Aim of the task.
Locate every line in the records below that contains the word "List", and copy each one.
(Beginning of Data for this task)
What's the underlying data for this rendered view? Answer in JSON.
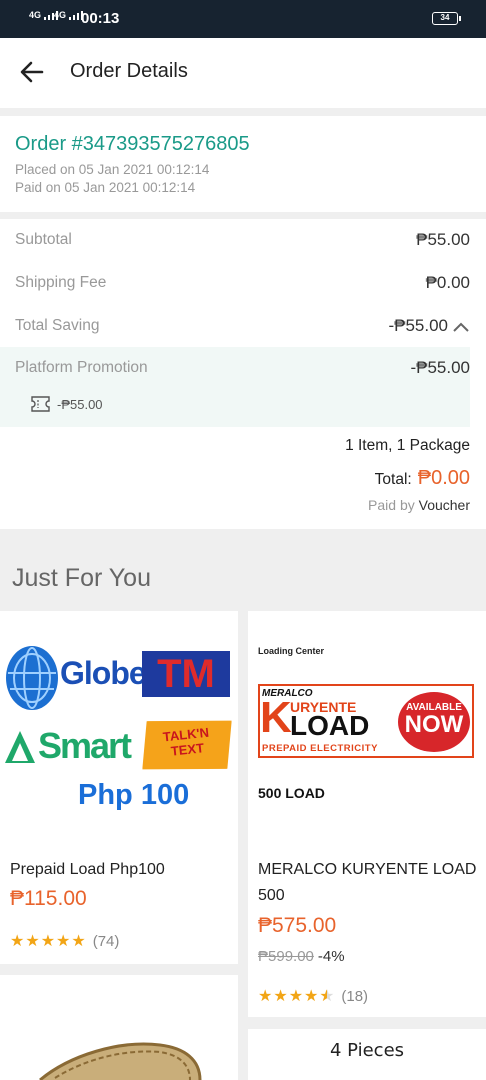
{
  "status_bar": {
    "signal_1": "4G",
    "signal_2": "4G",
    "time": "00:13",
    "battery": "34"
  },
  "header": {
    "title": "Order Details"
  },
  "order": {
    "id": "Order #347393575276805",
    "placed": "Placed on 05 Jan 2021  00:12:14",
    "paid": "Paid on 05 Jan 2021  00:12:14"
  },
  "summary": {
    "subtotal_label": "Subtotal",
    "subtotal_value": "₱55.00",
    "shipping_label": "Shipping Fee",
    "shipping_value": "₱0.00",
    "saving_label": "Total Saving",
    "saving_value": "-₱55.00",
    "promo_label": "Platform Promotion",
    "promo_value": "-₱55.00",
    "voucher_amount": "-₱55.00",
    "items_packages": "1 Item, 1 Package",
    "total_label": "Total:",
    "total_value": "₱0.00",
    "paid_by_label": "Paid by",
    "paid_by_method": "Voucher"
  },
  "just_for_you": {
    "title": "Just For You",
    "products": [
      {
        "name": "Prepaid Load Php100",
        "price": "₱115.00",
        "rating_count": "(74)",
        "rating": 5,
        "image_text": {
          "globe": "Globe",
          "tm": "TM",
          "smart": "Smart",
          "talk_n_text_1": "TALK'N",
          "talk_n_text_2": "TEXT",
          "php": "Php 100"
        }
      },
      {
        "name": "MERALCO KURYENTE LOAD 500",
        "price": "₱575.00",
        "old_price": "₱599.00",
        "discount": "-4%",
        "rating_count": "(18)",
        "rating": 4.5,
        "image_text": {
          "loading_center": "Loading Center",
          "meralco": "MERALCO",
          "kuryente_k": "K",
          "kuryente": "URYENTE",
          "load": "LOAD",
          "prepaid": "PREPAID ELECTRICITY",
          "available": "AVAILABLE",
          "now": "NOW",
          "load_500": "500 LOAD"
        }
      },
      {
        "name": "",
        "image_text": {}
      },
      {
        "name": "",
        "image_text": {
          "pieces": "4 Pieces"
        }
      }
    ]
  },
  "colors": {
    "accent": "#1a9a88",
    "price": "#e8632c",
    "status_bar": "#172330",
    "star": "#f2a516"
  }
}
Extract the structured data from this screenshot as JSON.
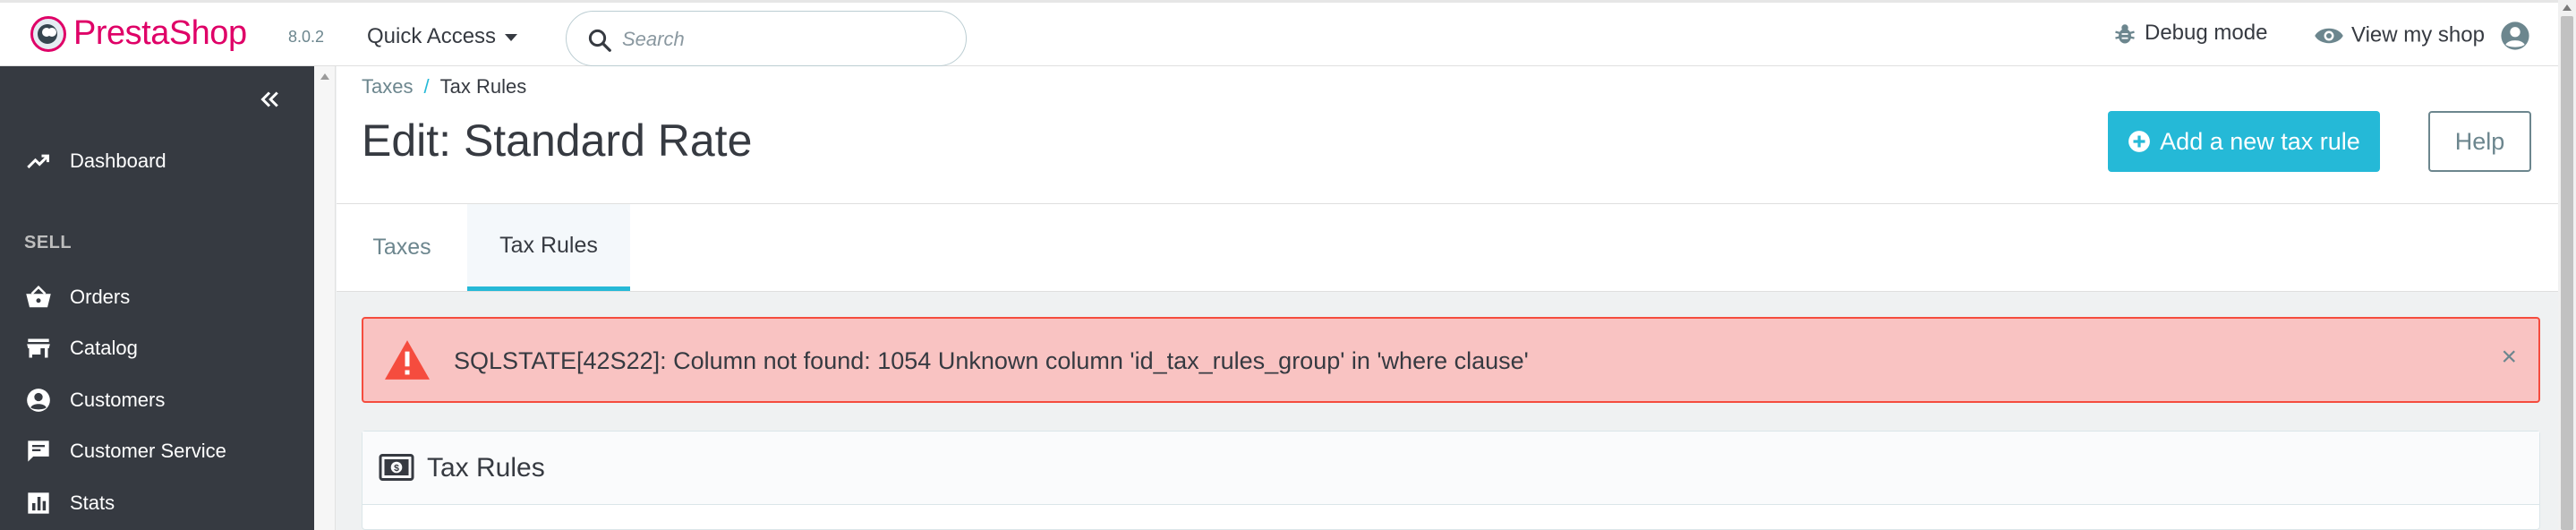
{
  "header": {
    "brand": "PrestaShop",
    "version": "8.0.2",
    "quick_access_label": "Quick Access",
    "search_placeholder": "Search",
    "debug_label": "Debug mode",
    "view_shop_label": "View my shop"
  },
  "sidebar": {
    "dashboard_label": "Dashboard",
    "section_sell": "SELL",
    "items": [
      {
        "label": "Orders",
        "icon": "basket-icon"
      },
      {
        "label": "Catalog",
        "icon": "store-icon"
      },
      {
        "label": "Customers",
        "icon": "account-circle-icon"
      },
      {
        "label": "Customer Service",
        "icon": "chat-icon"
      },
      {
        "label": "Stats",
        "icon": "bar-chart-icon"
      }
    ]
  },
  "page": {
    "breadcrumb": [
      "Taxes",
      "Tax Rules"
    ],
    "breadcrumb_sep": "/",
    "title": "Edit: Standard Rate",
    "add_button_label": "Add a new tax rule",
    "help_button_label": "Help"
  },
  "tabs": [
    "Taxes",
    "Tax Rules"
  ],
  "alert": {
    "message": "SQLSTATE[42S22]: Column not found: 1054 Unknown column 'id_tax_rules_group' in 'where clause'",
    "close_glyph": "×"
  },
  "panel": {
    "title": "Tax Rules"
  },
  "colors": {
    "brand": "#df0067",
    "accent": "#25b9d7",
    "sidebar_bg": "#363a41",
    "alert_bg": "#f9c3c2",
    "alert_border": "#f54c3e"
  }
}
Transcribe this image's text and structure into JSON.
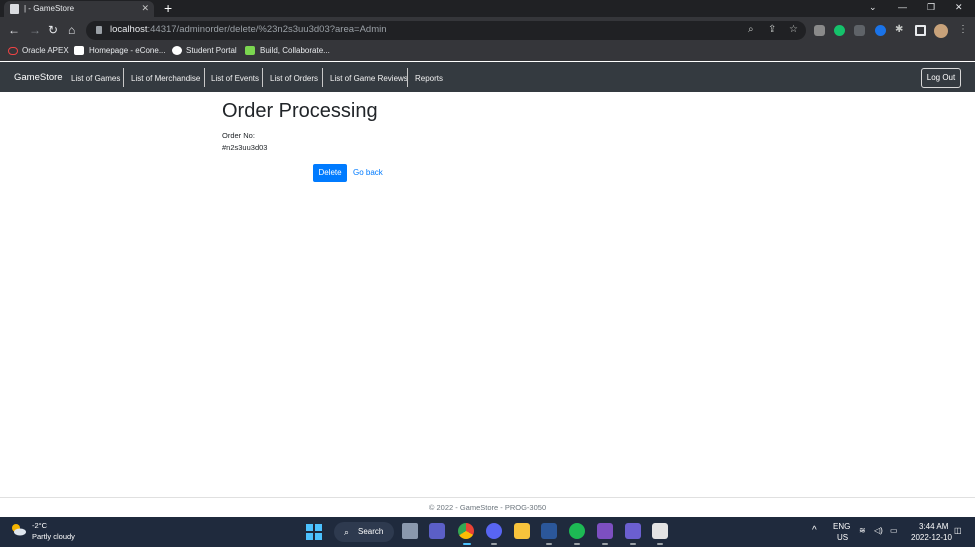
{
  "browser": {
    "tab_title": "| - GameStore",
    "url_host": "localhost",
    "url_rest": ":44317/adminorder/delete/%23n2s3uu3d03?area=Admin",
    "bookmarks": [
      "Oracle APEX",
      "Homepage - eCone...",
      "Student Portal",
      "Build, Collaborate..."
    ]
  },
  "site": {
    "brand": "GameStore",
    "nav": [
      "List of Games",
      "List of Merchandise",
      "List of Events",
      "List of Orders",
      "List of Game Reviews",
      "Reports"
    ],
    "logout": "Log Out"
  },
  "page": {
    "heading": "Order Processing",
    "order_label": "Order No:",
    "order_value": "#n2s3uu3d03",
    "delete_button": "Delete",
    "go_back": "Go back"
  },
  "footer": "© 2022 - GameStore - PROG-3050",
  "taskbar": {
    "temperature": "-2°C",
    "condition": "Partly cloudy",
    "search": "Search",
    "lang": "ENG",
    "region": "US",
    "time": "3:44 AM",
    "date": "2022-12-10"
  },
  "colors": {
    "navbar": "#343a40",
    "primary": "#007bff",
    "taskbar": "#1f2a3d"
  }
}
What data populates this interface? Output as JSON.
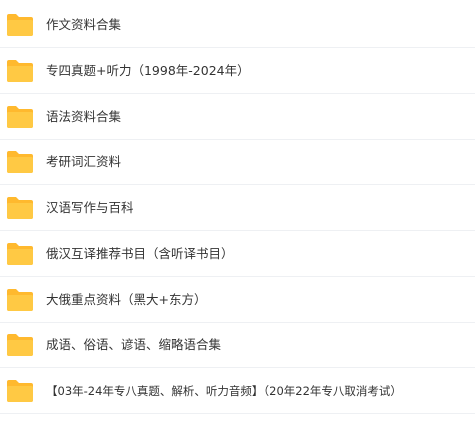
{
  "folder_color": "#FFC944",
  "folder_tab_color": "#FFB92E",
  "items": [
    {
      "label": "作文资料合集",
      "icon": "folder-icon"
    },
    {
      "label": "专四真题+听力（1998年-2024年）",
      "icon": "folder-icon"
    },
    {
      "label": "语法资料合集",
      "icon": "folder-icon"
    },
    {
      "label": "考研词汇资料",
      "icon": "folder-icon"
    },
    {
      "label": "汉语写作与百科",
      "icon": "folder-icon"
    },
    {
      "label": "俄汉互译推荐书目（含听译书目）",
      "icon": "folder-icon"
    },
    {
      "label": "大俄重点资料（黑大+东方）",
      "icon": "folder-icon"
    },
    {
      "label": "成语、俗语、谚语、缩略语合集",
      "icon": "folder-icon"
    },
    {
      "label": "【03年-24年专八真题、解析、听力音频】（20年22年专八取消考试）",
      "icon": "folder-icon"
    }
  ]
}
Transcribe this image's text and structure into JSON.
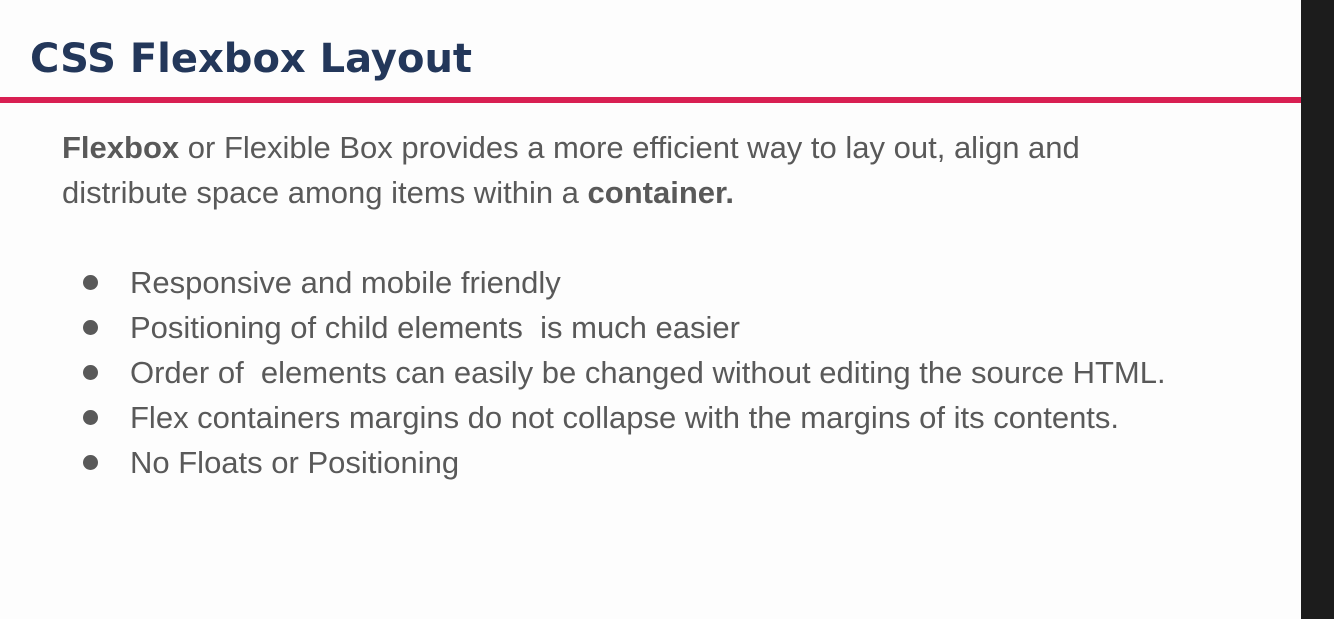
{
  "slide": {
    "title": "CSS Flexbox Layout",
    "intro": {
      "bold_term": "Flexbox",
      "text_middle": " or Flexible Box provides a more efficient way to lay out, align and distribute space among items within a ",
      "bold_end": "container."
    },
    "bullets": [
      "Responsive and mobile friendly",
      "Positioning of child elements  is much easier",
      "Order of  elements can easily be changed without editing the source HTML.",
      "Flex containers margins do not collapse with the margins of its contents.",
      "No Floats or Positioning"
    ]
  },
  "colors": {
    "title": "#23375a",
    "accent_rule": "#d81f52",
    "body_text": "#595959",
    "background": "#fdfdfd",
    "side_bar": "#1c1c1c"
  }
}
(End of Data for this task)
Finished exercise.
      "List of Games",
      "List of Merchandise",
      "List of Events",
      "List of Orders",
      "List of Game Reviews",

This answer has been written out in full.